 Seeking for some help in all her troubles, Teresa asked for permission to consult a Jesuit confessor. Members of this new Society were being talked about everywhere for their remarkable preaching and apostolic fervor. A young Jesuit was sent to her in March 1554 and she had his guidance for four months; it was very precious and helpful. It was he who brought Saint Francis Borgia to visit her - that famous grandee who had so startled the world by becoming a Jesuit. His advice about prayer and meditation brought her a period of joy and tranquility. Other Jesuits served as her confessors until in 1560 she found as guide a Franciscan who was a contemplative himself, Saint Peter of Alcantara. He had had considerable experience in the inner life of the soul, and found in Teresa great evidence of the action of the Holy Spirit. Teresa's mystical life had for years been intensified and her visions increasing. During this period, as she tells us in her autobiography, her mystical marriage with Christ took place. An angel appeared to her and seemed to thrust a golden dart into her heart until, as she says, it left me wholly on fire with a great love of God."
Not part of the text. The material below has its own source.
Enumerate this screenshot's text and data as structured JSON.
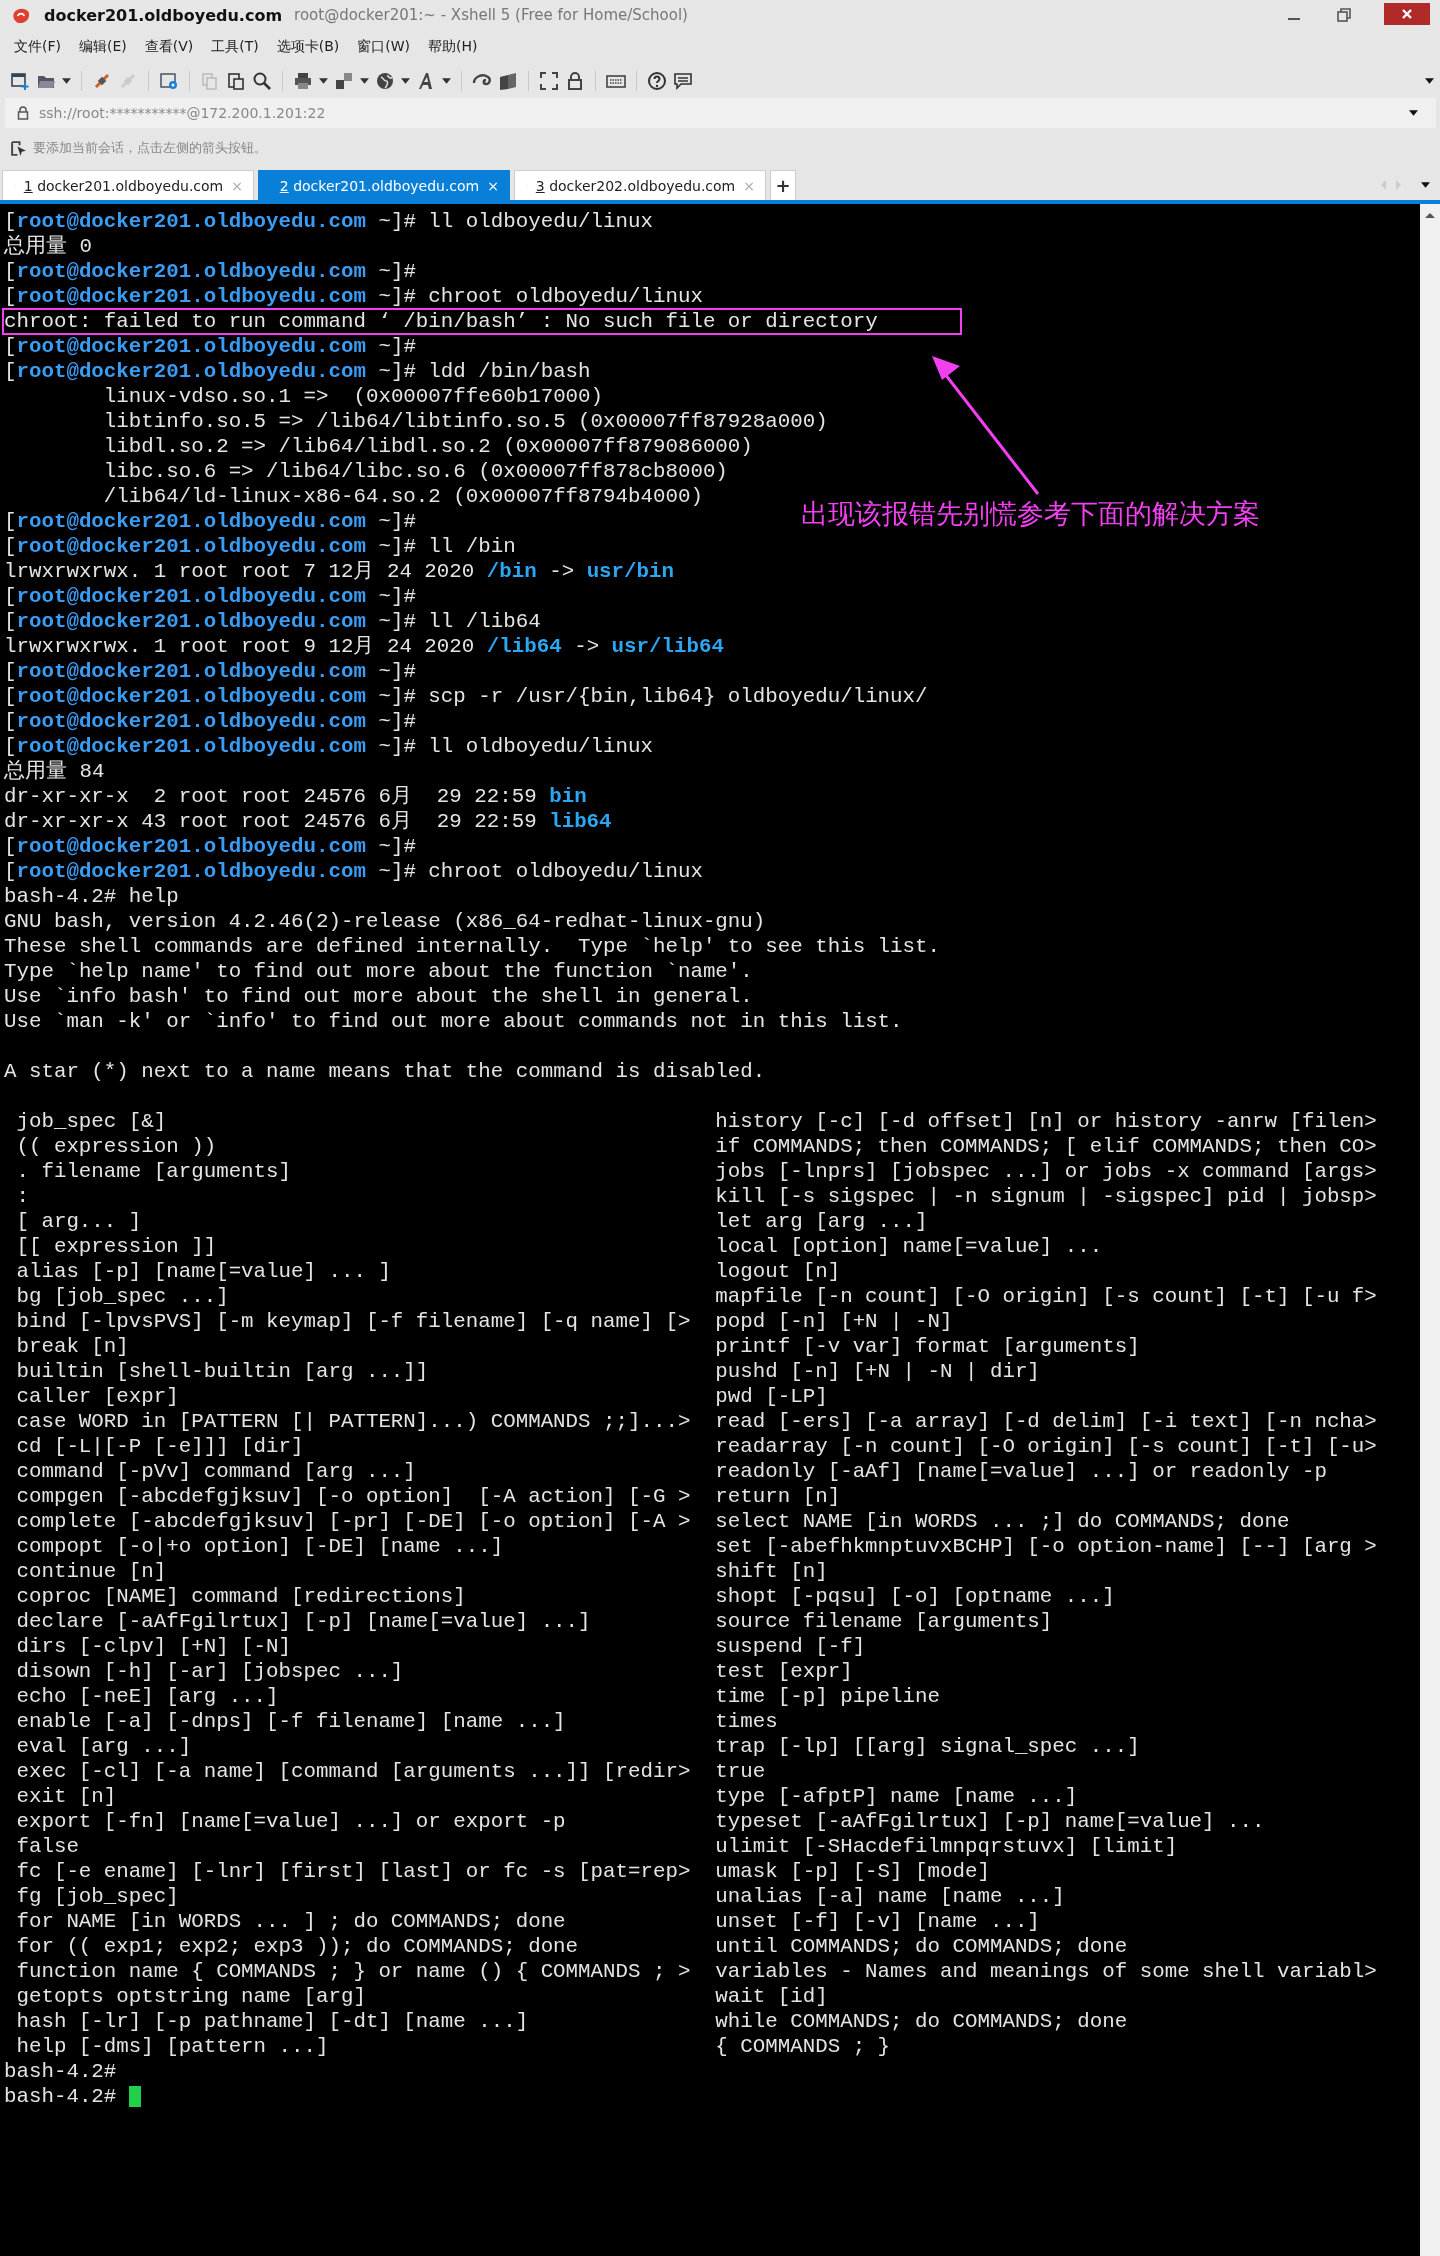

 In 1562, Teresa came into the fullness of her vocation. One of the nuns at the Convent of the Incarnation began to talk about the good that might result from the founding of a stricter community. Teresa determined to take this task upon herself. She founded one small convent at Avila, the first of many, at the cost of much personal persecution and innumerable difficulties, including opposition from the local nobility, magistrates, and her own family. But she persevered, seeing in her own early struggle with worldliness the dangers of laxity in convent life. The poor and austere convents she established at Avila, Toledo, Valladolid, Salamanca, Alba, and elsewhere are the testimony of her determination. This is especially evident when one realizes the long distances she traveled with but one companion and nearly always without money. At Toledo, she had only three ducats (equal to about ten dollars) to begin her building. "Teresa and three ducats," she said, "are nothing; but God, Teresa, and three ducats are sufficient to make a success of everything." Here was the perfect fusion of her idealism and practicality.

 Despite the indifference, and at times disapproval, of many of her companions, Teresa did not completely lack human support. Saint John of the Cross was one of the holy men who aided her in extending the reform to the friars of the Carmelite Order.

 At the age of sixty-five, though broken in health, Teresa was still traveling the country, directing her reform. On one such journey, she grew so weak that she had to take shelter at the convent in Alba. There, in the arms of Blessed Anne of Saint Bartholomew, a faithful friend, Teresa died on the night of October 4, 1582.

 Teresa, who forsook the admiration of the world to gain the admiration of the Lord, enjoys the wonderful paradox of sanctity. With her renunciation of the things that are temporal, she won universal admiration. Her charm and intelligence and her mysticism and writings have given her a remarkable place in the world's affection. Teresa's literary works, Autobiography, The Way of Perfection, the Book of Foundations, and The Interior Castle, are proof of her authority on the spiritual life, and in them is found a power and strength to inspire the world.

 Teresa has also won a magnificent place in the Church Triumphant. She was canonized by Gregory XV in 1622. She is regarded as the patron saint of lacemakers, perhaps through an association of the dart that pierced her heart with the needle or crochet hook used in lacemaking.



Copyright 2004 Victor Claveau. All Rights Reserved